The recent gubernatorial election was one of the best examples in living memory of being forced to choose between what Captain Jack Aubrey would call “the lesser of two weevils.”
After a campaign waged mainly about Federal issues having little or nothing to do with state government, we’ve chosen a new governor.
Could we now get serious about something governors can actually do something about?
Something like public education?
Education is, after all, the largest function of state government. In Virginia, education is the largest component of both the state budget and of most city and county budgets.
Yet we continue to approach the business of educating our children – and our adult citizens – as though we were bailing a leaky lifeboat, rather than trying to design a swift, powerful and seaworthy ship.
I’ve said this before, but bear with me: The fundamental problem with public education, at least at the K-12 level, is that we don’t know what we’re trying to achieve.
I doubt there’s a public school official in the country who could provide a clear, specific, actionable mission statement for the schools he or she operates. If you asked, you’d almost certainly get a lot of buzzwords such as “excellence,” and “all children,” and “preparing for the 21st century.”
All of which are signals that you’re entering the Desert of Fuzzy Thinking.
Take “excellence,” for example. An excellent word, which school officials have been throwing around for at least twenty years.
Yet America’s public schools are nowhere near excellent. The most recent international comparison by the Organization for Economic Cooperation and Development (OECD) – conducted in 2009 – ranked U.S. high school students 17th in Reading, 23rd in Science, and 31st in Math.

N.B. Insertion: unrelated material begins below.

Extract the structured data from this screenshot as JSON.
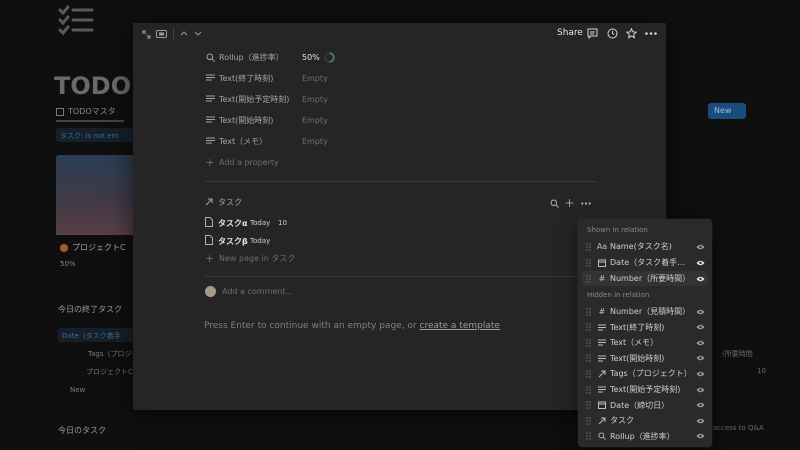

These results are nowhere near those of top systems like South Korea, Singapore and Taiwan. But, lest anyone complain about cultural bias or the failure of other systems to educate handicapped students, let’s consider the scores for Canada, a country with very similar cultural values, including a similar commitment to inclusion.
Compared to America’s 17th in Reading, Canada ranked 6th. Compared to our 23rd in Science, Canada came in 8th. Compared to our woeful 31st in Math, Canada managed a 10th.
“Excellence” is a nice word. But it simply doesn’t apply to America’s public schools.
Which brings us to “all children” – the excuse American educators usually offer for failing to match the results achieved by other countries.
The premise – which I don’t for a moment accept – is that America, and only America, attempts to educate children with mental, physical and emotional handicaps.
I don’t believe that, though it’s certainly true that American schools have assumed too many “babysitting” duties for severely impaired children – as they have for perfectly able kids.
No one who has ever worked in American public schools is ignorant of the degree to which American parents rely on the schools to provide a taxpayer-subsidized day-care.
But babysitting isn’t education.
“All children” also affords a nifty excuse to keep school administrators and school boards from thinking seriously about the fact that different kids have different needs – especially at the secondary level.
America’s determination to offer “all children” a college prep education helps to explain why we are so far behind other developed countries in coming up with genuinely useful vocational alternatives.
“College for everyone” turns out to mean a watered-down secondary curriculum for many students who would benefit far more from training for real-world jobs.
Finally, let’s not forget the verbal nonsense about “preparing our children for the new century.”
To begin with, this assumes that educational bureaucrats possess some sort of mystic power to predict what the new century will be like. Having endured three years of graduate study in Educational Leadership, let me assure you – I never had a single class in fortune-telling.
Besides, trying to predict the future is a mug’s game. Read up on what people in 1900 thought the late-20th century would be like. Not even Jules Verne or H. G. Wells came close.
Think about what you learned in high school. How much did it prepare you for what you do now?
I’m writing this on an elderly laptop which would have been considered miraculous fifteen years ago – and science fiction when I left Thomas Dale in 1969.
The simple truth is that we can’t imagine the sort of world our children will face only a few decades down the road. All we can do is give them good tools – including the ability to think for themselves and to keep learning throughout their lives.
After that, they’re going to be on their own.
Our K-12 schools should focus on developing responsible, self-reliant citizens possessing certain timeless values, key skills, and the ability to think critically – for themselves.
That last paragraph, by the way, comes a lot closer to a proper mission statement than anything a public school administrator will give you.